On September 20th we (Kurt Buchwald and Martin Volken) went to the Chair Peak North Face in the North Central Cascades of Washington to check out the possibility of a more direct line to the summit. 

What we found was surprising. Chair Peak is not known for good rock - quite the opposite acutally. It is a little known fact that the highly fractured and brittle rock that seems to characterize the entire Chair Peak area sits on high quality Snoqualmie batholith. 

I figured this out when I went to climb the seldom visited West Ridge of Chair Peak a few days earlier. The rock certainly seemed good on the polished slabs right below the North Face and there seemed to be a promising line coming straight down from the summit area.

I guess you never really know until you get there. So we hiked up into the Chair Peak basin, switched over onto the North side, walked passed the classic North Face route for maybe 200 meters to the intended route entrance. The temperature was surprisingly chilly.

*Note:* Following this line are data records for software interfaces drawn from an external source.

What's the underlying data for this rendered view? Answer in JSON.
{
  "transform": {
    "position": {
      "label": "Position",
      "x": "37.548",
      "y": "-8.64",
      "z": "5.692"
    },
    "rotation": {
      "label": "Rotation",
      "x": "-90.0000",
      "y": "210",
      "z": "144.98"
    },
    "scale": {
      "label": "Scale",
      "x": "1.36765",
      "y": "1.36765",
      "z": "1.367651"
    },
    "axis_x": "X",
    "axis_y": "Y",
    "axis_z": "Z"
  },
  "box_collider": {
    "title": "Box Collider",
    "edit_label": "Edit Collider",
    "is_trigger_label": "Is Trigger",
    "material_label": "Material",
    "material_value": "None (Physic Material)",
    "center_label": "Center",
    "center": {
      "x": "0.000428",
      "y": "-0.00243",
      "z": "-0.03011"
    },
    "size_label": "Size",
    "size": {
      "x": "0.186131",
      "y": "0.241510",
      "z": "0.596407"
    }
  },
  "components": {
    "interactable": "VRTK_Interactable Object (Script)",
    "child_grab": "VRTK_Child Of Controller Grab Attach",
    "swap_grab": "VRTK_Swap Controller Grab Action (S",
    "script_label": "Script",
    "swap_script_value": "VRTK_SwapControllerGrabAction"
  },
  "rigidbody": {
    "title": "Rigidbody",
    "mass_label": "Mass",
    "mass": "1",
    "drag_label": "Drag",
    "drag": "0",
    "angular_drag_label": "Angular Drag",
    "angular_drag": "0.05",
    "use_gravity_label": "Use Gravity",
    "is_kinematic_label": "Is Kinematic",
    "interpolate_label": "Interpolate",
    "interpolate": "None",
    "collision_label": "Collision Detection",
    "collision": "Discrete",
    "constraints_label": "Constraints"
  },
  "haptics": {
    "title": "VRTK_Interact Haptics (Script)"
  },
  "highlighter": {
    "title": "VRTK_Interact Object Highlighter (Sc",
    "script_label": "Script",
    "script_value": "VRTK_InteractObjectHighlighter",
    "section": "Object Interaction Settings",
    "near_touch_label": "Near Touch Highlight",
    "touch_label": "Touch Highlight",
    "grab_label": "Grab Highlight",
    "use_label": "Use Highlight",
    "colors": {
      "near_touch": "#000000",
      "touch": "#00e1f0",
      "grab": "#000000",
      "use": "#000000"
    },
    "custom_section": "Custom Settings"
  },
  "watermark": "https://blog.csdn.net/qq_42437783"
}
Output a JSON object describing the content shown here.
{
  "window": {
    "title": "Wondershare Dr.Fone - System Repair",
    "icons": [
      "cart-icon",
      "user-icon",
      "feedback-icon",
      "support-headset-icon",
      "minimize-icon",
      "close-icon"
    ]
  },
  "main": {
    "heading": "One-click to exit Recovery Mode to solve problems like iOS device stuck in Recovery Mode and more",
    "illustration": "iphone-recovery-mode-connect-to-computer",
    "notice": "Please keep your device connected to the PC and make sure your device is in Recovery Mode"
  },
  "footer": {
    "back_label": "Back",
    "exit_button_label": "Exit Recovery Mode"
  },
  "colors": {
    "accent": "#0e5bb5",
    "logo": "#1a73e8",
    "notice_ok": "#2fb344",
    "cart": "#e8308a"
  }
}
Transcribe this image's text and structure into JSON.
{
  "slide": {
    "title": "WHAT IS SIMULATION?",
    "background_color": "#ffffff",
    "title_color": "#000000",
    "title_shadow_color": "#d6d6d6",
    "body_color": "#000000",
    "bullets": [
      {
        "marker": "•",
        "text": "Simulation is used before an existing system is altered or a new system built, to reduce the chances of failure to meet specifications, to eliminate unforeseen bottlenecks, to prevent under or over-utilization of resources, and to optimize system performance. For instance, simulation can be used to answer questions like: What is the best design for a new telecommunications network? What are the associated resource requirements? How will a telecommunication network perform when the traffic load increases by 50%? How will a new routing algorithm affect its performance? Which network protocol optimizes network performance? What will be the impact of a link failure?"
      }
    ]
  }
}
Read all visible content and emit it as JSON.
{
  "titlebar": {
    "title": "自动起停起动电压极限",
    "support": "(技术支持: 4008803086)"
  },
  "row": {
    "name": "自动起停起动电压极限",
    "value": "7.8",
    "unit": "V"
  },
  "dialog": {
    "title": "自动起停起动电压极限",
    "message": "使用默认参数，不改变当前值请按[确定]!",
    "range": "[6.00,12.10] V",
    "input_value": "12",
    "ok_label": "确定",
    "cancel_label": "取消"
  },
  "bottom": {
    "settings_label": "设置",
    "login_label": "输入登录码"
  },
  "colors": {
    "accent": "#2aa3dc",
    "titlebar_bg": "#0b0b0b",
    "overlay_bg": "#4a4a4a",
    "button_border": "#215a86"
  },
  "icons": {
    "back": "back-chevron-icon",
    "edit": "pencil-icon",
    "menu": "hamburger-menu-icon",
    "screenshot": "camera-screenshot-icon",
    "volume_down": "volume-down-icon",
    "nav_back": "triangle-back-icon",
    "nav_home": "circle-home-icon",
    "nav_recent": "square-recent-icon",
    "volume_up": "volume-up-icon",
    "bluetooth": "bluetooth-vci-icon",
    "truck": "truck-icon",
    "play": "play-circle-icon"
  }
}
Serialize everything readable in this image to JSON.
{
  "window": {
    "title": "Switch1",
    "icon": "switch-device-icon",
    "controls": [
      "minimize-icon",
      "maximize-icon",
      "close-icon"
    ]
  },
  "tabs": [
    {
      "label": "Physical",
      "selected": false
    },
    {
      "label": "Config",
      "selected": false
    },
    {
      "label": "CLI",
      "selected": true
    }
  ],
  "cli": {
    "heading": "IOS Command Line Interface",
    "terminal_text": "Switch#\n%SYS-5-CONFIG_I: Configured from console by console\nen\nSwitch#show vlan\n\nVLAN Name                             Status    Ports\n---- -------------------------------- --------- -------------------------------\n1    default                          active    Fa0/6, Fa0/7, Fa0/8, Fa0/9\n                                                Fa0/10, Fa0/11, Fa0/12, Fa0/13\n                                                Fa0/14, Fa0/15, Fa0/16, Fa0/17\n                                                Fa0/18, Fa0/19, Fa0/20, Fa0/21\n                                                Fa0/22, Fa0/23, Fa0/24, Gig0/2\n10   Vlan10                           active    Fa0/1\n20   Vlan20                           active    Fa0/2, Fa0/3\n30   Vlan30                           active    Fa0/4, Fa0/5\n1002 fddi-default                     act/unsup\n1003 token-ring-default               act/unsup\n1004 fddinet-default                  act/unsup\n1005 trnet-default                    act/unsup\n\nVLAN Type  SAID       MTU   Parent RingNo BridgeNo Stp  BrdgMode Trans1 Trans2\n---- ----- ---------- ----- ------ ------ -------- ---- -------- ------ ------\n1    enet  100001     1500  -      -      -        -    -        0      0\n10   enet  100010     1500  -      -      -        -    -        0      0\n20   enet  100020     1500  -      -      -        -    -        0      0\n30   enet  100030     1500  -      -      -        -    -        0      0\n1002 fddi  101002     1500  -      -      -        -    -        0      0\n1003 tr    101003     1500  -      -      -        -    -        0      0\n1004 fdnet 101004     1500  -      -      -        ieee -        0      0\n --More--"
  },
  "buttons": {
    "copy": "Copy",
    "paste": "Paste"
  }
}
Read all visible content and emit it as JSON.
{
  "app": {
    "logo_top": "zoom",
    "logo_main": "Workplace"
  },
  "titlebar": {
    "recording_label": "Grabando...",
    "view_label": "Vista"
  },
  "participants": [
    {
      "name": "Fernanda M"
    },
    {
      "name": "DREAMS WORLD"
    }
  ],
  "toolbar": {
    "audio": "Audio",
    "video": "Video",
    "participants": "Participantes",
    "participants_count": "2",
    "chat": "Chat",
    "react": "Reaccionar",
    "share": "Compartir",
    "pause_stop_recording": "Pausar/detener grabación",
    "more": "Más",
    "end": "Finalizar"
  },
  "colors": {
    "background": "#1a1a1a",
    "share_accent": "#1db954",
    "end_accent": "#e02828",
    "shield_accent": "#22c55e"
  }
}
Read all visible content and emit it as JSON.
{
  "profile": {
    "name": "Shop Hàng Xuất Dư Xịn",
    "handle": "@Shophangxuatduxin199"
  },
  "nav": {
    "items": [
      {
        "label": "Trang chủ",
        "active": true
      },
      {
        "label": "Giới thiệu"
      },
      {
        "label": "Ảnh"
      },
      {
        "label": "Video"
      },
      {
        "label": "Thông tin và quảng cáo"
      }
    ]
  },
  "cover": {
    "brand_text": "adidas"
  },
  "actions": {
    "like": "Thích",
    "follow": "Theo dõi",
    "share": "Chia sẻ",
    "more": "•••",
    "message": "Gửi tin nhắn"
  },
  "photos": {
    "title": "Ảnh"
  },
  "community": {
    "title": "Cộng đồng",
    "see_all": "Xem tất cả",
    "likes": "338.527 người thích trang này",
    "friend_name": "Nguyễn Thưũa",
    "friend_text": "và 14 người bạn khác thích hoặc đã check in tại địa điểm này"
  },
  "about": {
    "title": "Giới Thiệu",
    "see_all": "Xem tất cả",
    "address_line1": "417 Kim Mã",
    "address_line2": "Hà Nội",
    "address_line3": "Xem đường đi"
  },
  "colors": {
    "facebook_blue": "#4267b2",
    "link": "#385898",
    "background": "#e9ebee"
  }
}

It took a while to warm up, but we slowly started off on the first pitch. This pitch is characterized by an obvious - slightly right trending crack that is easily protectable. The climbing was fun, the rock was very solid (seriously) and the pitch went at about 5.9.

The first part of the pitch was steep for about 60 feet. Then we got to a right trending bench and then the crack went straight up to a cove below a slight overhang. There were good anchor possibilities in this cove (could be wet).

On the second pitch we went around this slight overhand to the right and then straight up in solid rock with fun climbing up to 5.7. At the top of the second pitch we came to a dish that had steep dihedrals on either side. 

We decided to climb the left dihedral (easier), since the right side was wet. The dihedral offers more 5.7 climbing in decent rock. The second half of pitch three made us climb straight up in heathery terrain to a solid tree belay. 

The fourth pitch trended slightly rightward towards an obvious gully over less attractive heathery benches. We climbed up into the gully and made our fourth anchor once we got to the base of a short and steep headwall. 

The fifth pitch gave us the option of climbing straight up a good looking crack (it was wet) or some steep left trending face climbing. We climbed that and it went at about 5.8. Exactly where we crested over the steep part, the rock went to hell, but the climbing was over. We found ourselves on a short and easy ridge that led in 50 feet of scrambling to the summit crest. 

We popped onto the crest about 15 to 20 yards to the west of the true summit. From the crest we scrambled a few yards to a little notch and then easy up to the true summit for maybe 20 yards. 

For the descent route we took the standard route down. We burned up about 4 hours to get from the base of the route to the summit. 

We rate the climb at Grade 3; 5.9. We had a full rack, 2 60 meter half ropes and rock shoes. One 60 meter single rope would do it. 

All in all, a very positive surprise on Chair Peak. We felt like we were actually climbing an alpine rock route.